According to The Wall Street Journal, "Just days after Mexican billionaire Carlos Slim Helu raised his stake in Saks Inc. to nearly 18%, the beleaguered luxury retailer has adopted a shareholder rights plan intended to thwart a potential takeover."

The board at Saks should let him have the company.

Saks now trades at $4.33, down from a 52-week high of $22.19.

The quarter that the firm closed was remarkably poor. Saks recorded a net loss of $42.8 million, or $.31 per share, for the third quarter ended November 1, 2008. Last year Saks had net income of $21.6 million, or $.14 per share. Revenue fell from $796 million last year to $698 in the most recent period.

Each month of the period, things got worse.  Comparable store sales declined 5.9%, 10.9%, and 16.6% in August, September, and October, respectively, culminating in an 11.5% decline for the quarter. Saks said that the fourth quarter would be hard and that gross margins would face pressure.

Saks has long-term debt of $480 million. It prospects are dim.

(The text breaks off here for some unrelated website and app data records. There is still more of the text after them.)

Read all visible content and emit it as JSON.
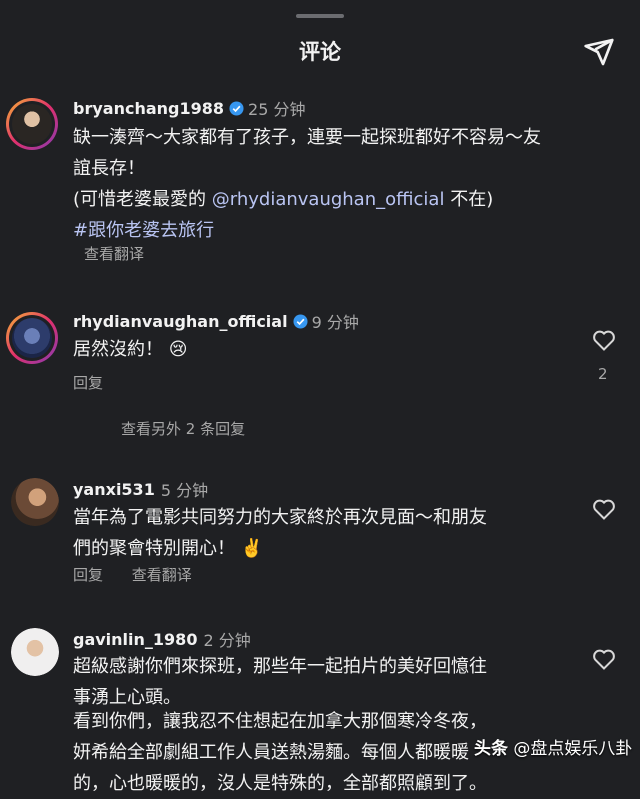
{
  "header": {
    "title": "评论"
  },
  "comments": [
    {
      "username": "bryanchang1988",
      "verified": true,
      "time": "25 分钟",
      "lines": [
        "缺一湊齊～大家都有了孩子，連要一起探班都好不容易～友",
        "誼長存！"
      ],
      "line3_prefix": "(可惜老婆最愛的 ",
      "mention": "@rhydianvaughan_official",
      "line3_suffix": " 不在)",
      "hashtag": "#跟你老婆去旅行",
      "translate": "查看翻译"
    },
    {
      "username": "rhydianvaughan_official",
      "verified": true,
      "time": "9 分钟",
      "text": "居然沒約！ 😢",
      "reply": "回复",
      "likes": "2",
      "view_replies": "查看另外 2 条回复"
    },
    {
      "username": "yanxi531",
      "time": "5 分钟",
      "lines": [
        "當年為了電影共同努力的大家終於再次見面～和朋友",
        "們的聚會特別開心！ ✌️"
      ],
      "reply": "回复",
      "translate": "查看翻译"
    },
    {
      "username": "gavinlin_1980",
      "time": "2 分钟",
      "lines": [
        "超級感謝你們來探班，那些年一起拍片的美好回憶往",
        "事湧上心頭。"
      ],
      "lines2": [
        "看到你們，讓我忍不住想起在加拿大那個寒冷冬夜，",
        "妍希給全部劇組工作人員送熱湯麵。每個人都暖暖",
        "的，心也暖暖的，沒人是特殊的，全部都照顧到了。"
      ]
    }
  ],
  "watermark": {
    "logo": "头条",
    "text": " @盘点娱乐八卦"
  },
  "icons": {
    "share": "send-icon",
    "like": "heart-outline-icon",
    "verified": "verified-badge-icon"
  },
  "colors": {
    "background": "#1f2023",
    "verified": "#3797f0",
    "link": "#b9c4f2",
    "muted": "#a8a8a8"
  }
}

If Slim will buyout public shareholders for $7 or $8 they should sell with glee.

Douglas A. McIntyre